 An Easter-sort of Christian. I suppose it says something about me that I don't care that much for Christmas as a holiday (as either a church or secular holiday - can one separate the two anymore?). But I love the Lenten season -- all of it, Ash Wednesday, the Wednesday evening church services, Palm Sunday, Maundy Thursday, Good Friday, and Easter. I recall the wonderful Wednesday evening services of my youth, presided over by Rev. Harold S. Nasheim, and the Lenten songs ("Beneath the Cross of Jesus" and "In the Cross of Christ I Glory"). I recall one year sitting with my friend Paul through the entire 2&1/2-(or was it 3-)hour "Seven Last Words" service at Our Redeemer's. And I recall somehow feeling wonderfully "purified" as I left church on Easter Sunday ("Christ the Lord is Risen Today, Halleleujah!"). I recall, with warmth, attending with my kids all of the Holy Week services at Colonial Church of Edina in 1994, the last year that Dr. Arhur Rouner was that church's pastor. He was, he said, "an Easter-sort of Christian." Aware as I am of all my faults, I hesitate to proclaim myself much of anything. But if I were bold enough to say it, I'd say I, too, am "an Easter-sort of Christian." Also vivid in my heart's memory is an Easter service at Memorial Church in Harvard Yard in April of 1995, presided over by Rev. Peter Gomes, and the brass band outside the church playing the traditional Easter hymns as I left. BTW, during the academic year, Sunday services from Memorial Church are broadcast from the Harvard student-run station, WHRB-FM (at which my daughter was an announcer in 1995) starting at 10 a.m. Central time.

 I am so glad each Christmas eve. That's the English title of a Christmas song not widely known in America outside the Norwegian-American community, of which I am a part. Here's a link to a site that contains a looped "Midi" (of the tune) and the English translation. Norsk? The title is "Jeg er så glad hver julekveld." Click here for Norsk lyrics.

 It's Christmas at the Courthouse.

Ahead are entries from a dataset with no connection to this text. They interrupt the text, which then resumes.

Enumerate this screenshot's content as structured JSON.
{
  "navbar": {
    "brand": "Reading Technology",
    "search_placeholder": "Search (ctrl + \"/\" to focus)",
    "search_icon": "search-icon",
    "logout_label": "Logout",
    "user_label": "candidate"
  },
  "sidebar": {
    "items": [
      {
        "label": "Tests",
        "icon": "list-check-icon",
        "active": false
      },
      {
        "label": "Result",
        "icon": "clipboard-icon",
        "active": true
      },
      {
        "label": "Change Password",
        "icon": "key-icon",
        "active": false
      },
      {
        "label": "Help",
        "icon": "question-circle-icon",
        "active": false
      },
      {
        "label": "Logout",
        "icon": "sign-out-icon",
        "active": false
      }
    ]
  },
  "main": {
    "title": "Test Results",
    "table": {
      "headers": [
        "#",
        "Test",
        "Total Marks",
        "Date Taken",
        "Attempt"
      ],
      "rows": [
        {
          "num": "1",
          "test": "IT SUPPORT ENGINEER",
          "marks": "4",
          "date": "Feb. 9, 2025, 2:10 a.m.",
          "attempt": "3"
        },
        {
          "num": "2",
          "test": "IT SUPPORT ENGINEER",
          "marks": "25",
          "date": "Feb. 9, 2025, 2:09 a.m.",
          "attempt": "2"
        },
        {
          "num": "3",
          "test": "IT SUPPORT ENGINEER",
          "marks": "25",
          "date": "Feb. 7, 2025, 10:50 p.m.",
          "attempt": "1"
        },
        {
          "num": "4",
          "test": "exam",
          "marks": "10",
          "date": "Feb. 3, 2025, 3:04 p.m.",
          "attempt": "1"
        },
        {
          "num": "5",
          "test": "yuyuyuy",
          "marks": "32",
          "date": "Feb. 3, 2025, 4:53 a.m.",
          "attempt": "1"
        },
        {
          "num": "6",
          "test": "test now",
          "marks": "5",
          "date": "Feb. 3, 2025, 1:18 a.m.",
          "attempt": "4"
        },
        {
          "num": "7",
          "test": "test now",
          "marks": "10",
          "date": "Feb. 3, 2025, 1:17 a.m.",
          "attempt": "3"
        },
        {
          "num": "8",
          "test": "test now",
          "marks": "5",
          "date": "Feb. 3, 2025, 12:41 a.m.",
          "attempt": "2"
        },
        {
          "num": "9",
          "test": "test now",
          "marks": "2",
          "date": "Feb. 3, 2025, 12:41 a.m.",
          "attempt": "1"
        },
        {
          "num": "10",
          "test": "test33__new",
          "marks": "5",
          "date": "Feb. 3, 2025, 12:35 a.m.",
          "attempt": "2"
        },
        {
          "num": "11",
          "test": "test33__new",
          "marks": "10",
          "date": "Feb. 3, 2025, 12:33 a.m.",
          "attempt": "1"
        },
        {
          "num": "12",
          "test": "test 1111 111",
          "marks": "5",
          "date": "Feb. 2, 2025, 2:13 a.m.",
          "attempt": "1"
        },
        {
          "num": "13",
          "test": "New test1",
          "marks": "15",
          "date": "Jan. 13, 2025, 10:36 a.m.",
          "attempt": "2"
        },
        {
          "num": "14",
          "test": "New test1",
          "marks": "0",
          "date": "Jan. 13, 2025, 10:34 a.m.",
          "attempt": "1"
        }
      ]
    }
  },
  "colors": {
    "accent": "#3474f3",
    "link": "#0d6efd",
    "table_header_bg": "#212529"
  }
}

e) "I always say you can pick a fight quicker about Christmas than you can about almost anything else," from story about Who gets the kids for Christmas?! (Wichita Eagle 12.16)

Announcement. We've finally gotten around to launching our new webzine/blawg: BurtLaw's The Daily Judge:

It is not an online newspaper and is not affiliated with or intended to be mistaken for any existing or previously-existing newspaper or journal. Rather, it is a so-called "blawg," a law-related personal "web log" or "blog," one with a subjective, idiosyncratic, and eccentric sociological and social-psychological slant that focuses not on the latest judicial decisions of supposed great importance but on a) the institution of judge in the United States and in other countries throughout the world, b) the judicial office and role, c) judicial personalities, d) the great common law tradition of judging as practiced here and throughout the world, e) judges as judges, f) judges as ordinary people with the usual mix of virtues and flaws, etc. We link to newspapers and other sources in order to alert the reader to ideas, articles, stories, speeches, law books, literary works and other things about "judges" that have interested us and that may interest the reader.

We don't promote our blawgs, but readers of this blog and of our affiliated political opinion blog, BurtonHanson.Com, may be interested in it. We don't think there is another blawg quite like it.